Two, on campuses and in different forums in other states, he strives to connect, shedding arrogance for persuasiveness. His comfort zones are Gujarat and Hindu culture, but he uses connections that he thinks will work. While in Odisha he tweets that the state and Gujarat are the only two that passionately share rath yatra celebrations.
In Tamil Nadu during Pongal celebrations, he greets his audience in Tamil. And whereas he usually insists on talking in Hindi to the swishest of Indian audiences or even an international one, he took the trouble to make an entire speech in reasonably fluent English in Chennai.
In Bengal he tells Bengalis how important they are. And in Hyderabad he asks: “If 4 lakh Telugus in my state can live in harmony with us, why can’t Telengana walas and Andhra walas do the same?”
If his pitch is to turn relentlessly political, however, some of the Modi USP will be lost. What works with his campus audiences is the energy of his promise: endless stories about videoconferencing villagers, farmers with soil health cards, state electricity boards pulled out of debt, the repeated emphasis on the youth dividend India can reap as a country, and the new universities he has thought of which nobody else in the world has!
Listening to Modi reminds one of Chandrababu Naidu’s chief ministerial pitch in the late 1990s. It was a similar “I am a doer” theme, but it did not succeed at the polls when he had nowhere near the liability that Modi has. Modi thinks he knows why: the difference between Naidu’s defeat and his own victory, he tells the audience in Chennai, “is that if you don’t have inclusive growth, you cannot change the face of the state”.
Modi harps on technology too, but on village development much more.
The third pitch is economic reform. Narendra Modi is not a big ideas man. Government schemes and formulas like P2 G2 (pro people, good governance) are more his thing. The reform he articulates is village level productivity. He does not talk reform any more than Manmohan Singh uses the word yaar. But he is also the man who organises Vibrant Gujarat Summits where foreign guests gush about Gujarat’s growth rate being on par with China’s.
Which brings one to the fourth stream of his pitch: secularism. This man does not want to be Prime Minister so badly that he will tell his worst critics what they want to hear on secularism. “For me secularism means India first,” he said. “If I speak against terrorism, is it communal? If I have to pay the price for this, I will pay the price.”
And, “I do not know the meaning of secularism. Earlier it meant religious harmony. Slowly it changed colour. Secularism (now) means lip sympathy to minorities. Then appeasement to minorities. Then focus on Muslims. Then hate Hindu(s).”
These are not old articulations, but recent ones. Modi is giving no quarter to his secular critics. Maybe he believes that is the way to go.

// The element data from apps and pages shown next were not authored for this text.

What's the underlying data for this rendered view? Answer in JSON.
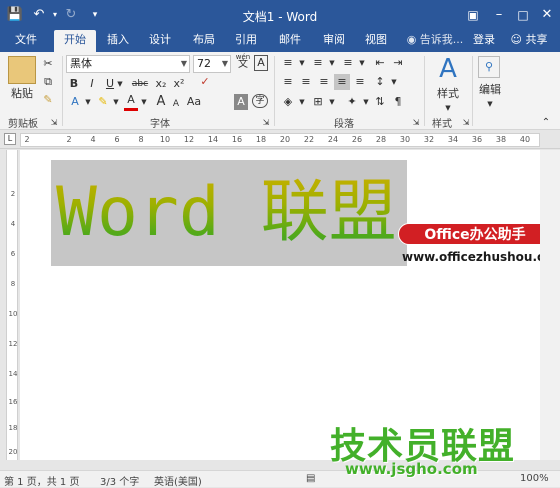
{
  "window": {
    "title": "文档1 - Word"
  },
  "tabs": [
    {
      "label": "文件"
    },
    {
      "label": "开始"
    },
    {
      "label": "插入"
    },
    {
      "label": "设计"
    },
    {
      "label": "布局"
    },
    {
      "label": "引用"
    },
    {
      "label": "邮件"
    },
    {
      "label": "审阅"
    },
    {
      "label": "视图"
    }
  ],
  "tellme": {
    "placeholder": "告诉我..."
  },
  "account": {
    "login_label": "登录",
    "share_label": "共享"
  },
  "ribbon": {
    "clipboard": {
      "paste_label": "粘贴",
      "group_label": "剪贴板"
    },
    "font": {
      "family": "黑体",
      "size": "72",
      "group_label": "字体",
      "wen_label": "wén",
      "wen_char": "文",
      "a_box": "A"
    },
    "paragraph": {
      "group_label": "段落"
    },
    "styles": {
      "styles_label": "样式",
      "group_label": "样式"
    },
    "editing": {
      "editing_label": "编辑"
    }
  },
  "ruler": {
    "marks": [
      "2",
      "2",
      "4",
      "6",
      "8",
      "10",
      "12",
      "14",
      "16",
      "18",
      "20",
      "22",
      "24",
      "26",
      "28",
      "30",
      "32",
      "34",
      "36",
      "38",
      "40"
    ]
  },
  "vruler": {
    "marks": [
      "2",
      "4",
      "6",
      "8",
      "10",
      "12",
      "14",
      "16",
      "18",
      "20"
    ]
  },
  "document": {
    "wordart_latin": "Word ",
    "wordart_cjk": "联盟"
  },
  "overlay": {
    "badge_text": "Office办公助手",
    "badge_url": "www.officezhushou.com",
    "watermark_text": "技术员联盟",
    "watermark_url": "www.jsgho.com"
  },
  "status": {
    "page": "第 1 页，共 1 页",
    "words": "3/3 个字",
    "language": "英语(美国)",
    "zoom": "100%"
  },
  "colors": {
    "accent": "#2b579a",
    "wordart_top": "#c8b000",
    "wordart_bottom": "#3aa32d",
    "badge_red": "#d21f23",
    "watermark_green": "#43b02a"
  }
}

Sevanti Ninan is a media critic, author and editor of the media watch website thehoot.org. She examines the larger issues related to the media in a fortnightly column.